What is expected — For the records below, tally every line that has the word "annotation" and reply with the number alone.

Element data from apps and pages —
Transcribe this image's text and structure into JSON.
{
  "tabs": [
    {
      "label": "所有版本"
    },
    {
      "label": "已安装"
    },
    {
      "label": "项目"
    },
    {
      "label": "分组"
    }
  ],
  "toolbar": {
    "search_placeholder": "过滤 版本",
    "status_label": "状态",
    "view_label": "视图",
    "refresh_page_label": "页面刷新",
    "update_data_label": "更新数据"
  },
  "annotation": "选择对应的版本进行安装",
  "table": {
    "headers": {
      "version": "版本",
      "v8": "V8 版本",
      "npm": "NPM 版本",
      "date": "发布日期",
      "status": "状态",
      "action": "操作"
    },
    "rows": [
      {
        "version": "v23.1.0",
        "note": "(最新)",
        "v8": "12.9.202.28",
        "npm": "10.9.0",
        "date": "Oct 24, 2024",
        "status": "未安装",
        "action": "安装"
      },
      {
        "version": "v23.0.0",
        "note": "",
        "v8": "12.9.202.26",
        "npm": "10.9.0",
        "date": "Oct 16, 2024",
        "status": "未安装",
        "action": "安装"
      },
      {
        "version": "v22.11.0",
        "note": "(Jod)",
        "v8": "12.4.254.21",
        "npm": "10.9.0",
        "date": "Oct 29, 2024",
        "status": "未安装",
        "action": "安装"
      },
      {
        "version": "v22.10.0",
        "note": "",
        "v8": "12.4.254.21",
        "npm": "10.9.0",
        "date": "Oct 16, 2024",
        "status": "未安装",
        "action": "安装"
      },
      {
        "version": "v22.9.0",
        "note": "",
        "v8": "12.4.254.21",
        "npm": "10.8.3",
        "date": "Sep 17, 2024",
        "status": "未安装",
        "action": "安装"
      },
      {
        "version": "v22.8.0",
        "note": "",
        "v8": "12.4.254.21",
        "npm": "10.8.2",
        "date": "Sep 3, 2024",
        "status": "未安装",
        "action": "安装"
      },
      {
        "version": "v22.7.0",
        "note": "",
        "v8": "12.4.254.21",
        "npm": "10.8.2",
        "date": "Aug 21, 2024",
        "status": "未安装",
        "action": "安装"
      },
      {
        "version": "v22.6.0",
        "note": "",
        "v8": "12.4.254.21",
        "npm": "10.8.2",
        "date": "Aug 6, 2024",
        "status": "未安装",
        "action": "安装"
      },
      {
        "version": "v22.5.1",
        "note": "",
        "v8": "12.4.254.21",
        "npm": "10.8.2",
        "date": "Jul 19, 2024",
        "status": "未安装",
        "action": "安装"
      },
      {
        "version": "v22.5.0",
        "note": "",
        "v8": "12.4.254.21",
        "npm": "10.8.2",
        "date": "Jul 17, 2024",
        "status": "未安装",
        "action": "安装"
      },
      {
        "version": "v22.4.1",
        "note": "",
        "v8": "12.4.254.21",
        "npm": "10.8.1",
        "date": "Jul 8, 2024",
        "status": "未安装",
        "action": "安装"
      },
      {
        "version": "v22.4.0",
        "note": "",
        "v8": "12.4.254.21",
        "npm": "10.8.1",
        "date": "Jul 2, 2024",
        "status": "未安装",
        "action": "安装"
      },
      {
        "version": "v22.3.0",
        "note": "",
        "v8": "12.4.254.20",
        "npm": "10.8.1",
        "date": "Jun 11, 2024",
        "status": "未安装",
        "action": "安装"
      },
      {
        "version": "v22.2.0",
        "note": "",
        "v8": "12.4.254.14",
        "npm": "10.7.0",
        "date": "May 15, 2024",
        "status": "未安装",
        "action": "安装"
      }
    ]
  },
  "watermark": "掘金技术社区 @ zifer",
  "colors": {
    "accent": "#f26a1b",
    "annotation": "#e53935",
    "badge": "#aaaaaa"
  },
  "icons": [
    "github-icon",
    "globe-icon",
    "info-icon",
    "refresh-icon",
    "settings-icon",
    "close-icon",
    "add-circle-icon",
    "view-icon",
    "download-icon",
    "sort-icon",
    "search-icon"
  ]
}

The answer — 2